§ What you have to do: A full, exact copy of the records below is the required answer.

(Material provided)

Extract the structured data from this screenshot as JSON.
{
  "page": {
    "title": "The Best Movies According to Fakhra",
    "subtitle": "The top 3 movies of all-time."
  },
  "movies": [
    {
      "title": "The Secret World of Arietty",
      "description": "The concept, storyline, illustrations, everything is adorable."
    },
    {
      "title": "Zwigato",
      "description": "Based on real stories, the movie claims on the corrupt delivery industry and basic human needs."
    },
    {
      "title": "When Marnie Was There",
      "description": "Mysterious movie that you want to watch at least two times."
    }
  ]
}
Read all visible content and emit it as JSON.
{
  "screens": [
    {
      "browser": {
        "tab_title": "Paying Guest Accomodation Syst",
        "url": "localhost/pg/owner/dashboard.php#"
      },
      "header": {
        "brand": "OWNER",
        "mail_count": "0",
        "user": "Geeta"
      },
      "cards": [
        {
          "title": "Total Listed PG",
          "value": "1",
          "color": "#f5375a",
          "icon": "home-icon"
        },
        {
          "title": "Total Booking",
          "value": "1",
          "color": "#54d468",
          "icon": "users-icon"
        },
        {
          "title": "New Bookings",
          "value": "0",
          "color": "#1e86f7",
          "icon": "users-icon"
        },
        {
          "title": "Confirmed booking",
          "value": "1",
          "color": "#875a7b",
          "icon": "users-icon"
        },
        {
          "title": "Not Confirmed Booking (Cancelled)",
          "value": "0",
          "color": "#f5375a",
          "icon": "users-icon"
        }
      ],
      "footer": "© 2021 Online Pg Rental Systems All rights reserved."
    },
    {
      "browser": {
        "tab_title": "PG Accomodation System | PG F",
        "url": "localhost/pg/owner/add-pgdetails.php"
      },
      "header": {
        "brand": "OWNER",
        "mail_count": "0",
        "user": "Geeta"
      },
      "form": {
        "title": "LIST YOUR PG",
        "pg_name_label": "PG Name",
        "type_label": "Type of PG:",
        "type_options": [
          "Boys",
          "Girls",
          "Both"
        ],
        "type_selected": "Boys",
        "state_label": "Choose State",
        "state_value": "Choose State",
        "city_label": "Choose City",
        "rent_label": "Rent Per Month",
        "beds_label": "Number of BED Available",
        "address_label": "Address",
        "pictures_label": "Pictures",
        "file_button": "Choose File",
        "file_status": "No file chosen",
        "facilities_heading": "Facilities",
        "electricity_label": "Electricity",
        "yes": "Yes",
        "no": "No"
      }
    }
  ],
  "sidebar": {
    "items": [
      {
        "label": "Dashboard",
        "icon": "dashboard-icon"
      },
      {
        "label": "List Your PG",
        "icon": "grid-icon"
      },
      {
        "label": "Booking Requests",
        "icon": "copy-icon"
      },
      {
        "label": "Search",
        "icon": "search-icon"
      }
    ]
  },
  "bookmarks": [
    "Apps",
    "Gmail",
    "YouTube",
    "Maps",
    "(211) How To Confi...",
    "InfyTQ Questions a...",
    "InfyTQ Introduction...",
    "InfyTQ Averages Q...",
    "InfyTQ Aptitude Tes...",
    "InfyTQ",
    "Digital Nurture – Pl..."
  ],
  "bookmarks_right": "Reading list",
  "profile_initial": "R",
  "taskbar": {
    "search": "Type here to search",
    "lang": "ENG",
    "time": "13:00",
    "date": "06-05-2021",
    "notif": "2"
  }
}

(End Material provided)

§ Answer to this task:
Extract the structured data from this screenshot as JSON.
{
  "page": {
    "title": "The Best Movies According to Fakhra",
    "subtitle": "The top 3 movies of all-time."
  },
  "movies": [
    {
      "title": "The Secret World of Arietty",
      "description": "The concept, storyline, illustrations, everything is adorable."
    },
    {
      "title": "Zwigato",
      "description": "Based on real stories, the movie claims on the corrupt delivery industry and basic human needs."
    },
    {
      "title": "When Marnie Was There",
      "description": "Mysterious movie that you want to watch at least two times."
    }
  ]
}
Read all visible content and emit it as JSON.
{
  "screens": [
    {
      "browser": {
        "tab_title": "Paying Guest Accomodation Syst",
        "url": "localhost/pg/owner/dashboard.php#"
      },
      "header": {
        "brand": "OWNER",
        "mail_count": "0",
        "user": "Geeta"
      },
      "cards": [
        {
          "title": "Total Listed PG",
          "value": "1",
          "color": "#f5375a",
          "icon": "home-icon"
        },
        {
          "title": "Total Booking",
          "value": "1",
          "color": "#54d468",
          "icon": "users-icon"
        },
        {
          "title": "New Bookings",
          "value": "0",
          "color": "#1e86f7",
          "icon": "users-icon"
        },
        {
          "title": "Confirmed booking",
          "value": "1",
          "color": "#875a7b",
          "icon": "users-icon"
        },
        {
          "title": "Not Confirmed Booking (Cancelled)",
          "value": "0",
          "color": "#f5375a",
          "icon": "users-icon"
        }
      ],
      "footer": "© 2021 Online Pg Rental Systems All rights reserved."
    },
    {
      "browser": {
        "tab_title": "PG Accomodation System | PG F",
        "url": "localhost/pg/owner/add-pgdetails.php"
      },
      "header": {
        "brand": "OWNER",
        "mail_count": "0",
        "user": "Geeta"
      },
      "form": {
        "title": "LIST YOUR PG",
        "pg_name_label": "PG Name",
        "type_label": "Type of PG:",
        "type_options": [
          "Boys",
          "Girls",
          "Both"
        ],
        "type_selected": "Boys",
        "state_label": "Choose State",
        "state_value": "Choose State",
        "city_label": "Choose City",
        "rent_label": "Rent Per Month",
        "beds_label": "Number of BED Available",
        "address_label": "Address",
        "pictures_label": "Pictures",
        "file_button": "Choose File",
        "file_status": "No file chosen",
        "facilities_heading": "Facilities",
        "electricity_label": "Electricity",
        "yes": "Yes",
        "no": "No"
      }
    }
  ],
  "sidebar": {
    "items": [
      {
        "label": "Dashboard",
        "icon": "dashboard-icon"
      },
      {
        "label": "List Your PG",
        "icon": "grid-icon"
      },
      {
        "label": "Booking Requests",
        "icon": "copy-icon"
      },
      {
        "label": "Search",
        "icon": "search-icon"
      }
    ]
  },
  "bookmarks": [
    "Apps",
    "Gmail",
    "YouTube",
    "Maps",
    "(211) How To Confi...",
    "InfyTQ Questions a...",
    "InfyTQ Introduction...",
    "InfyTQ Averages Q...",
    "InfyTQ Aptitude Tes...",
    "InfyTQ",
    "Digital Nurture – Pl..."
  ],
  "bookmarks_right": "Reading list",
  "profile_initial": "R",
  "taskbar": {
    "search": "Type here to search",
    "lang": "ENG",
    "time": "13:00",
    "date": "06-05-2021",
    "notif": "2"
  }
}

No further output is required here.